This picture is from an early walk in Middleton Woods today. The Bluebells are starting to come out and the young leaves are breaking out. This is a great time of year. 


Golden Hour

I have an App on my phone which alerts me to the golden hour. The golden hour is that period that starts just before sunset when the light becomes particularly delicious. This hour is prime time for walking the dog down by the river. This is the old bridge in Ilkley.


Let’s Talk – the vital exchange of ideas stimulated by real life stories

The act of talking is very powerful, but let’s make a distinction between talking together and commenting.  The world is full of commentators, but much better than commenting is the vital exchange of ideas stimulated by real life stories.  

This week I will be spending some time in Skipton as part of a Yorkshire Housing project called Let’s Talk.  The idea is that the residents of the estate can be encouraged to talk about the place they live.  What’s good about it, what could be improved and, importantly, stories about positive action.

The best kinds of conversation are often between people who would never normally choose to talk with each other – people who’s experience and outlook are quite different.  In the last couple of years I have been involved in projects to get conversations going.  “Can We Talk About This?  was a conversation with teenage boys about sexual exploitation in Sheffield – a subject we rarely acknowledge let alone discuss.  In Leeds we filmed a series of “conversation dinners”  with a large housing association.

Here in the Skipton project we are generating conversations though combination of filmed interviews and associated events where where the films are shown and discussed.  We’re also organising a photo walk, talk and eat event.   A range of people from the community will be walking along set routes and encouraged to take photos and talk together.
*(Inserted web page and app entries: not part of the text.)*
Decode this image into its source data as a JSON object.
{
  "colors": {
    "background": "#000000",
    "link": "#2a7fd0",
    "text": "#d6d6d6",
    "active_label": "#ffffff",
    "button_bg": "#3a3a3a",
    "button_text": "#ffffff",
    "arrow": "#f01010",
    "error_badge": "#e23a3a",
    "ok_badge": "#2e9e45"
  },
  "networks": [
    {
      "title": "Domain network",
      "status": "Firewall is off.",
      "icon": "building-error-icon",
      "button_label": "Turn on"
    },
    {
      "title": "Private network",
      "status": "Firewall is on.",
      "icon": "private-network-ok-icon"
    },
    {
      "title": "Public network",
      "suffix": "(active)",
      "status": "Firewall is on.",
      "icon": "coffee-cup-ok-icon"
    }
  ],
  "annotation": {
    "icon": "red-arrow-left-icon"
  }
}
If you are in the Skipton area, particularly The Greatwood Estate please spread the word and maybe download the poster.  May see you there on the 20th.


Change the way we see

I’m often encouraged to believe that how we see things can be a matter of choice.  Someone said, if there’s something you can’t change you can always change the way you see it.  If I am feeling depressed and negative about the world there may be good reason for that, but there is always a choice in the way we look at each situation.

This photograph is of a common tree. There’s nothing unusual about the tree and if fact it’s the kind of tree you can see everywhere.  But this tree is seen through a filter, a lens, from a particular angle. The exposure and contrast is chosen and the colours rendered in a particular way.   So is it the tree we are seeing but the effect?  Does the treatment mask the object?  I like to think that the choice of treatment helps us to see something we may otherwise have taken for granted. The treatment helps draw attention to the wonderful nature of this structure with its flowing form and delicacy.



Hawk Overhead: Seeing the Wood for the Trees

If you only ever see the world from head height looking forward you’re bound not to get the full picture.

The surprising thing about this picture is that I wasn’t really looking at what was there, I was simply trying to emulate something I’d seen someone else do.  Really looking and seeing what’s there is one of life’s great challenges.  Often you need photographers, filmmakers, artists to show us what’s in front of our noses;  sharpening our perception to the extraordinary things we’re inclined to miss.

Walking in Middleton Woods I took one of those ‘looking up’ picture of the trees.  Deborah had taken rather a good one and not to be outdone I thought I’d better try.  The thing I didn’t spot until I saw it on the computer screen was the interesting piece of wildlife overhead.